|Kirwan I, II, III, IV, Tower||South Campus||This, along with the Blanding complex, was home to nearly 5,000 students, most of them freshmen. Kirwan Tower was 23 stories tall. The tower was decommissioned as student housing after the 2015–16 school year, with the four low-rises decommissioned a year later; the entire complex was demolished in 2020.|
|Lewis Hall||South Campus||Opened in fall 2017; serves as both a residence hall and office space for UK's Lewis Honors College. Part of the UK Honors Quad.|
|David P. Roselle Hall||North Campus||Constructed in 2005.|
|Patterson Hall||North Campus||Co-ed dorm. Originally constructed as UK's first women's dormitory in 1904.|
|John T. Smith Hall||South Campus||Constructed in 2005. Co-ed.|
|University Flats||South Campus||Opened in fall 2017 as graduate/professional student housing.|
|Woodland Glen III, IV, V||South Campus||Opened in Fall 2015; to be renamed. The other two Woodland Glen dorms opened in 2014; one was renamed before it opened, while the other was renamed in 2020.|
The University has had issues with safety on campus. In a survey of 1000 female university students, conducted in spring 2004, 36.5% reported having been victims of rape, stalking, or physical assault while at the campus. While campus law enforcement statistics do not match the survey results, campus officials have taken steps to increase safety.
In response to the survey, University President Lee T. Todd, Jr. launched an initiative in September 2005 titled the Campus Safety Imperative, which included a quadrupling of annual expenditures on safety. Todd specifically linked campus safety to the goal of becoming a top-20 public research institution, stating that "We will never make gains toward becoming a top-20 public research institution if our students are unsafe or if they lack a sense of physical security. It is part of our fundamental mission, then, to create a campus that provides a safe place to live, to work, and to learn."

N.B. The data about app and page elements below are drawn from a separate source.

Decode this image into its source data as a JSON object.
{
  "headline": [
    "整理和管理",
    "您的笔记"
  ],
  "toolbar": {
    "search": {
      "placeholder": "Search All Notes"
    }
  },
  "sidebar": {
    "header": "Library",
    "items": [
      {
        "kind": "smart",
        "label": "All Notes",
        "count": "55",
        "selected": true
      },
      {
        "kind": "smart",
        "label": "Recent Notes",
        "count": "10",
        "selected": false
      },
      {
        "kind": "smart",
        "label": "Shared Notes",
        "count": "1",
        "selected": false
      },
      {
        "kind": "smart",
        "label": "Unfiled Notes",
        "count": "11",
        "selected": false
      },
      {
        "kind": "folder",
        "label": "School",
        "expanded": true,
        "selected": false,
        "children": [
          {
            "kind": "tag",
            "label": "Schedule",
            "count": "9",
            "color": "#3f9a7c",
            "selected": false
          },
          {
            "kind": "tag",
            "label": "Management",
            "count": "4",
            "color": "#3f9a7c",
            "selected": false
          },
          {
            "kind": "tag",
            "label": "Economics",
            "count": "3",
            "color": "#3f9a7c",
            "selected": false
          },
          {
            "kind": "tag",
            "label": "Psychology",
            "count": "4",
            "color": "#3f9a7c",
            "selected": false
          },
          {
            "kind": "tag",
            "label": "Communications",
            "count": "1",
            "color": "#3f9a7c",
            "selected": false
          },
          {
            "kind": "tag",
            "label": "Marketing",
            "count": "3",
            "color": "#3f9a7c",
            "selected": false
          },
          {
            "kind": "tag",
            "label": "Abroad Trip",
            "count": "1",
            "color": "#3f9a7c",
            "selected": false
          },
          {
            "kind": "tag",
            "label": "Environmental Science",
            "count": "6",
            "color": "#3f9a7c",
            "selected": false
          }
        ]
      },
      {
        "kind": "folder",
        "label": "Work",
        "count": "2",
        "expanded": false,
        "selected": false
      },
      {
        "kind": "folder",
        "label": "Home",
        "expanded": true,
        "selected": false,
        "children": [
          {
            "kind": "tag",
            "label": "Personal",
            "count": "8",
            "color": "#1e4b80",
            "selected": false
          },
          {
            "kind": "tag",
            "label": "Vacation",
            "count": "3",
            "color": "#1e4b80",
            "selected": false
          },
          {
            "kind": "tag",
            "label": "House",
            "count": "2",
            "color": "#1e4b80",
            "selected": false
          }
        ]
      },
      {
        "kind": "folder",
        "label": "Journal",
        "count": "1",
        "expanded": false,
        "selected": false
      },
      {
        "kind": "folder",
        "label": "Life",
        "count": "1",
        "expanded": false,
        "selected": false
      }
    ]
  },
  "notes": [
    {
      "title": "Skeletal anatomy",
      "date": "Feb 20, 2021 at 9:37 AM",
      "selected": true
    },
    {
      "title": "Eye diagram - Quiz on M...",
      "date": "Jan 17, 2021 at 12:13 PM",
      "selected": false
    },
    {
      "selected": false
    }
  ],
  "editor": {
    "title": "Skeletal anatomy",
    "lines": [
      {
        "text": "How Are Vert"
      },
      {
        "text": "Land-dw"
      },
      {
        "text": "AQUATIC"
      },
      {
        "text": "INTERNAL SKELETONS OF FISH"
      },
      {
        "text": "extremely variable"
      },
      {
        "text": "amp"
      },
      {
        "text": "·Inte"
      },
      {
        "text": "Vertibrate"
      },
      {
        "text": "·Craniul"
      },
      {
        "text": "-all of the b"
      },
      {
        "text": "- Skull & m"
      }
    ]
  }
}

- ^ Rose, Sean. "Despite vote, meal plan unchanged." Kentucky Kernel [Lexington] 24 August 2006, sec. Campus news. 5 September 2006 [permanent dead link].
- ^ "Home". rosstarrant.com.
- ^ "Women's Place Safety Imperative". University of Kentucky. 2006. Archived from the original on January 5, 2007. Retrieved February 6, 2007.
- ^ a b "UK President Announces Initiatives to Improve Women's Safety". University of Kentucky. 2004. Archived from the original on March 26, 2005. Retrieved February 6, 2007.
- ^ "University of Kentucky Campus Safety and Security Report 2006" (PDF). University of Kentucky. 2006. Archived from the original (PDF) on December 6, 2006. Retrieved February 6, 2007.
- ^ "$1.25 Million Committed to Improving Campus Safety". University of Kentucky. 2005. Archived from the original on December 11, 2012. Retrieved February 6, 2007.